WHAT YOU NEED TO DO = From the records below, find each line with the string "title" and copy it.
● ● ● ●
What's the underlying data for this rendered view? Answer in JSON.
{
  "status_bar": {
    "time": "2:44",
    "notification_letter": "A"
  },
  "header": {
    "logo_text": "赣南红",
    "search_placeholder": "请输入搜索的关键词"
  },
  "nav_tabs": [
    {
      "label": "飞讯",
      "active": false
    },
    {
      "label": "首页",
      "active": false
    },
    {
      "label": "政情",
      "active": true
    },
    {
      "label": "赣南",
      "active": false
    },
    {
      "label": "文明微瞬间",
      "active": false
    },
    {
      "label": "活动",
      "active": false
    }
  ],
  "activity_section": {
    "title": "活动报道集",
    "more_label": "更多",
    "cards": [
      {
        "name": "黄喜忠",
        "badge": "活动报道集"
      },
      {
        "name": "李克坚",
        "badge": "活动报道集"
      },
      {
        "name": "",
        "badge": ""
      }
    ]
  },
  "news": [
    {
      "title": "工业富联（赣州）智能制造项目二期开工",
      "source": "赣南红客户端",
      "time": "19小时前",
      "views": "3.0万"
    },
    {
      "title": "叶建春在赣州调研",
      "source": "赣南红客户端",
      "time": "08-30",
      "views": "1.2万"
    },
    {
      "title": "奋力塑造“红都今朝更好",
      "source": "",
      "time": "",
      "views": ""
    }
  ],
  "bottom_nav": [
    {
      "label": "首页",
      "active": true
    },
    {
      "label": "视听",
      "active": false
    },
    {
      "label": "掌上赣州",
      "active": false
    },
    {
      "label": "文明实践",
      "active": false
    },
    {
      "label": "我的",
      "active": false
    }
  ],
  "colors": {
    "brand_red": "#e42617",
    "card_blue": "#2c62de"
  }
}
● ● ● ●
REPLY =
    "title": "活动报道集",
      "title": "工业富联（赣州）智能制造项目二期开工",
      "title": "叶建春在赣州调研",
      "title": "奋力塑造“红都今朝更好",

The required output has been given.